What is it?
You don’t need that question answering, do you? Because alongside Land Rover, the Mini and the 2CV the Corvette is that rare thing, a car brand that most people have heard of. It’s just that most people outside of the US don’t buy them, despite the fact that they are very cheap and very fast. But they’re not perfect, so this 2008 model year car sets out to sort some of the issues.
The interior gets better plastics, optional hand stitched hand wrapped leather and smarter detailing. The engine’s bigger – up by 196cc – with a more efficient intake system for an extra 30bhp, and the steering’s been tightened up with better anchor points where it joins body and better rubber bits for a more positive feel. And they’ve had a go at making the gearshift less baulky.
Suspension, brakes, the all-fibreglass body and the advanced alloy frame all stay the same. As does the unique transverse spring suspension which, as the car’s engineers were very keen to point out with the air of someone who’s a little frustrated at everyone getting it wrong all of the time, is not a leaf spring. It’s a composite spring, and it’s there because it cuts weight and takes up less space. And they’ve cut the price by £2000.
What it’s like?
The C6 has always punched above its weight when it comes to providing a super car experience for not much cash, and this one makes that even more true. The changes to the steering have added some welcome weight and it feeds back more than it did which makes it easier to place when you’re moving quickly. It’s still not as direct as you might hope for from a car with the Corvette’s performance potential, but it’s much improved.
And that extra power means a cut in the 0-60mph time – down to 4.1sec from 4.X for the manual, which is fast. Not that it ever feels frenetic or rushed – the naturally-aspirated V8 (which is ostensibly the longest-running production engine in the world) relies on displacement for its shove, making the way it delivers its power seem more relaxed than, say, the supercharged V8 of a Jaguar XKR. It makes a great noise, too, although there would be something very wrong if a 6.2-litre V8 didn’t.,/p>
A shame, then, that the gearshift can make using that engine a bit harder than it needs to be. The shorter throw is still a bit long, and quick changes from third to second are not. The cabin is still not up to the standards of a VW Passat let alone any of the cars that rival the Corvette’s performance, but then again they don’t cost £45,000. The build quality is actually very good, and the quality of the optional leather and the way it’s stitched is admirable, but the entry level model’s improved plastics are still a weak point and the switch gear is from another era.
Should I buy one?
There’s nothing to touch the Vette for the money, especially with the price cut. Nothing’s as fast and offers the equivalent power and torque in a comfortable, easy to live with package – it even rides well and the boot’s just about big enough for a small suitcase.

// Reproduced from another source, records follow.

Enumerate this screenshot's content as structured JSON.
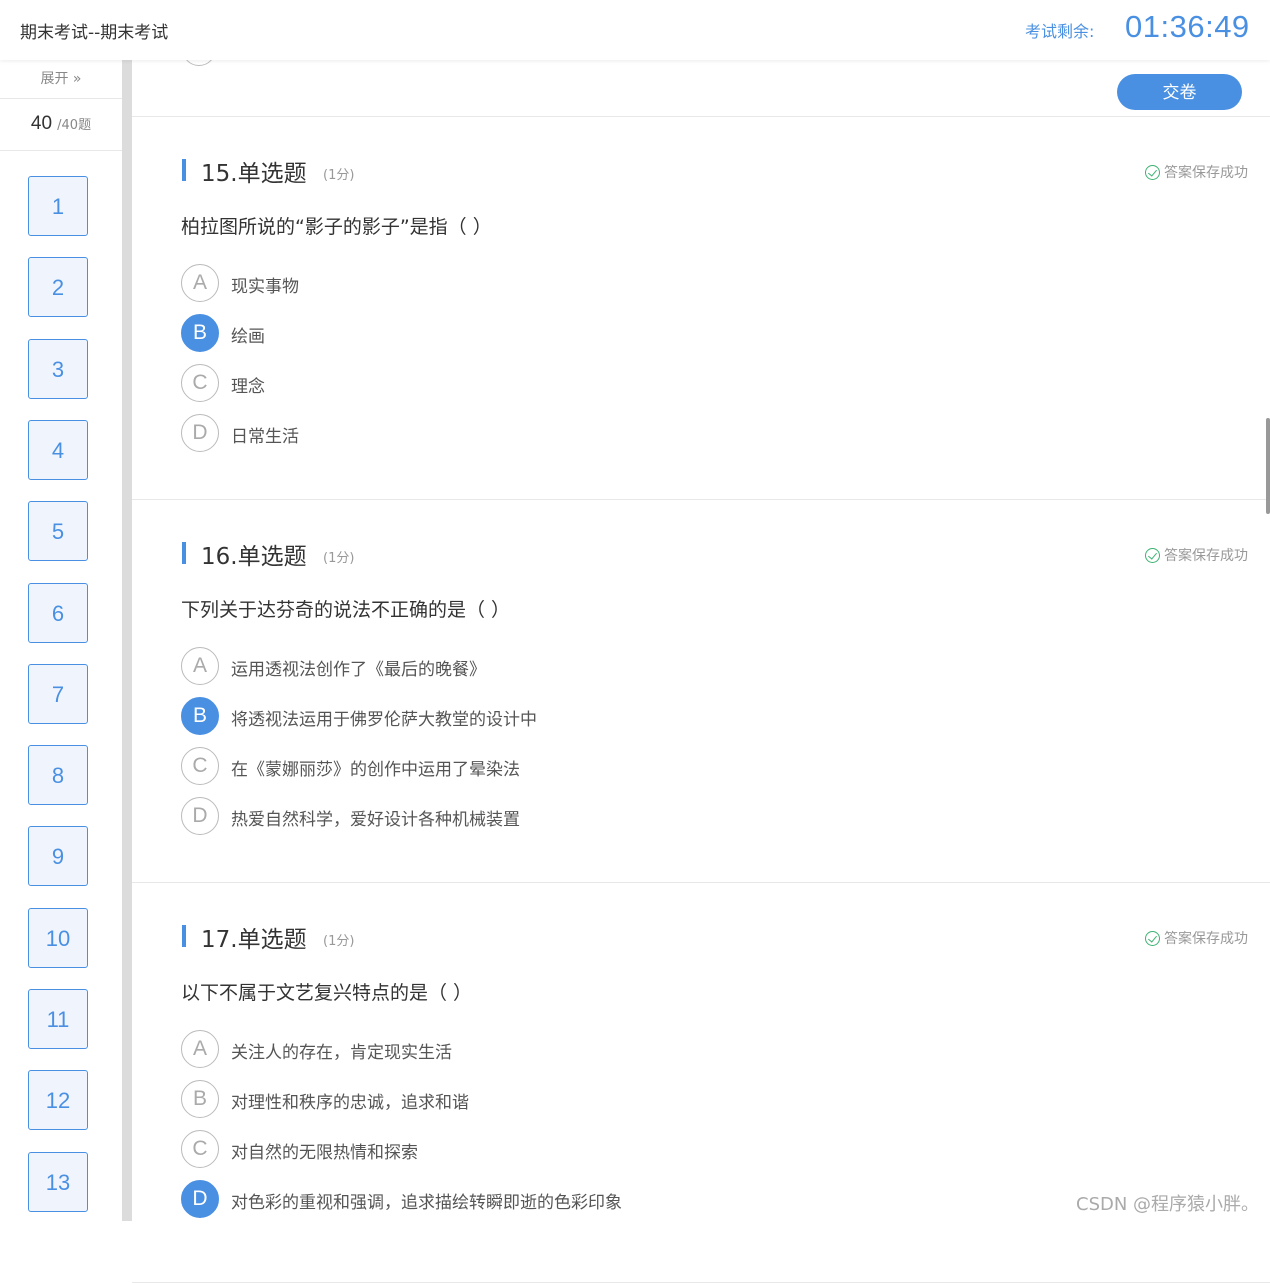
{
  "header": {
    "exam_title": "期末考试--期末考试",
    "timer_label": "考试剩余:",
    "timer_value": "01:36:49"
  },
  "sidebar": {
    "expand_label": "展开 »",
    "answered": "40",
    "total": "/40题",
    "question_numbers": [
      "1",
      "2",
      "3",
      "4",
      "5",
      "6",
      "7",
      "8",
      "9",
      "10",
      "11",
      "12",
      "13"
    ]
  },
  "toolbar": {
    "submit_label": "交卷"
  },
  "questions": [
    {
      "title": "15.单选题",
      "score": "(1分)",
      "saved_status": "答案保存成功",
      "stem": "柏拉图所说的“影子的影子”是指（  ）",
      "options": [
        {
          "letter": "A",
          "text": "现实事物",
          "selected": false
        },
        {
          "letter": "B",
          "text": "绘画",
          "selected": true
        },
        {
          "letter": "C",
          "text": "理念",
          "selected": false
        },
        {
          "letter": "D",
          "text": "日常生活",
          "selected": false
        }
      ]
    },
    {
      "title": "16.单选题",
      "score": "(1分)",
      "saved_status": "答案保存成功",
      "stem": "下列关于达芬奇的说法不正确的是（ ）",
      "options": [
        {
          "letter": "A",
          "text": "运用透视法创作了《最后的晚餐》",
          "selected": false
        },
        {
          "letter": "B",
          "text": "将透视法运用于佛罗伦萨大教堂的设计中",
          "selected": true
        },
        {
          "letter": "C",
          "text": "在《蒙娜丽莎》的创作中运用了晕染法",
          "selected": false
        },
        {
          "letter": "D",
          "text": "热爱自然科学，爱好设计各种机械装置",
          "selected": false
        }
      ]
    },
    {
      "title": "17.单选题",
      "score": "(1分)",
      "saved_status": "答案保存成功",
      "stem": "以下不属于文艺复兴特点的是（ ）",
      "options": [
        {
          "letter": "A",
          "text": "关注人的存在，肯定现实生活",
          "selected": false
        },
        {
          "letter": "B",
          "text": "对理性和秩序的忠诚，追求和谐",
          "selected": false
        },
        {
          "letter": "C",
          "text": "对自然的无限热情和探索",
          "selected": false
        },
        {
          "letter": "D",
          "text": "对色彩的重视和强调，追求描绘转瞬即逝的色彩印象",
          "selected": true
        }
      ]
    }
  ],
  "watermark": "CSDN @程序猿小胖。",
  "colors": {
    "accent": "#4a90e2",
    "success": "#3cb371"
  }
}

If you’re unbothered by the way the cabin looks, don’t mind the occasional blunt moment from the gearshift and can accept fact that this car is never going to be quite as deft as a 911, there’s no real reason why you wouldn’t want one.